**What to produce**
Copy out every entry that follows, without a single picture.

Segment Start: Dataset records

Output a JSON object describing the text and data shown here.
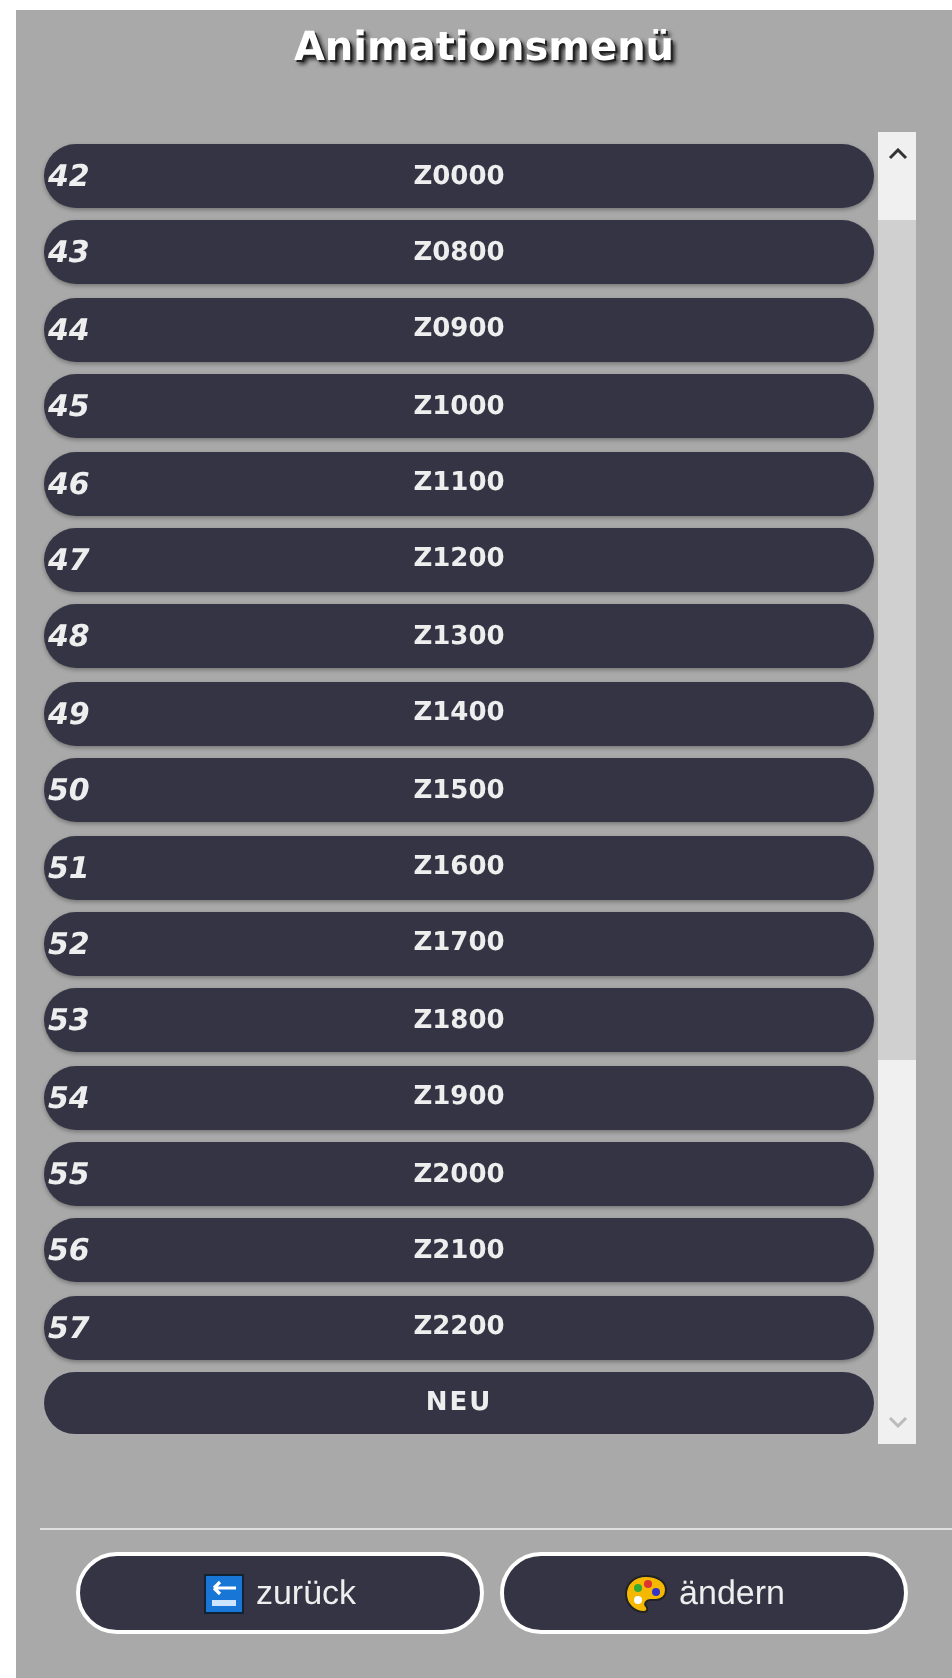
{
  "title": "Animationsmenü",
  "items": [
    {
      "number": "42",
      "name": "Z0000"
    },
    {
      "number": "43",
      "name": "Z0800"
    },
    {
      "number": "44",
      "name": "Z0900"
    },
    {
      "number": "45",
      "name": "Z1000"
    },
    {
      "number": "46",
      "name": "Z1100"
    },
    {
      "number": "47",
      "name": "Z1200"
    },
    {
      "number": "48",
      "name": "Z1300"
    },
    {
      "number": "49",
      "name": "Z1400"
    },
    {
      "number": "50",
      "name": "Z1500"
    },
    {
      "number": "51",
      "name": "Z1600"
    },
    {
      "number": "52",
      "name": "Z1700"
    },
    {
      "number": "53",
      "name": "Z1800"
    },
    {
      "number": "54",
      "name": "Z1900"
    },
    {
      "number": "55",
      "name": "Z2000"
    },
    {
      "number": "56",
      "name": "Z2100"
    },
    {
      "number": "57",
      "name": "Z2200"
    }
  ],
  "new_button": "NEU",
  "buttons": [
    {
      "kind": "back",
      "label": "zurück"
    },
    {
      "kind": "edit",
      "label": "ändern"
    }
  ]
}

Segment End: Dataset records

**Expected output**
Output a JSON object describing the text and data shown here.
{
  "title": "Animationsmenü",
  "items": [
    {
      "number": "42",
      "name": "Z0000"
    },
    {
      "number": "43",
      "name": "Z0800"
    },
    {
      "number": "44",
      "name": "Z0900"
    },
    {
      "number": "45",
      "name": "Z1000"
    },
    {
      "number": "46",
      "name": "Z1100"
    },
    {
      "number": "47",
      "name": "Z1200"
    },
    {
      "number": "48",
      "name": "Z1300"
    },
    {
      "number": "49",
      "name": "Z1400"
    },
    {
      "number": "50",
      "name": "Z1500"
    },
    {
      "number": "51",
      "name": "Z1600"
    },
    {
      "number": "52",
      "name": "Z1700"
    },
    {
      "number": "53",
      "name": "Z1800"
    },
    {
      "number": "54",
      "name": "Z1900"
    },
    {
      "number": "55",
      "name": "Z2000"
    },
    {
      "number": "56",
      "name": "Z2100"
    },
    {
      "number": "57",
      "name": "Z2200"
    }
  ],
  "new_button": "NEU",
  "buttons": [
    {
      "kind": "back",
      "label": "zurück"
    },
    {
      "kind": "edit",
      "label": "ändern"
    }
  ]
}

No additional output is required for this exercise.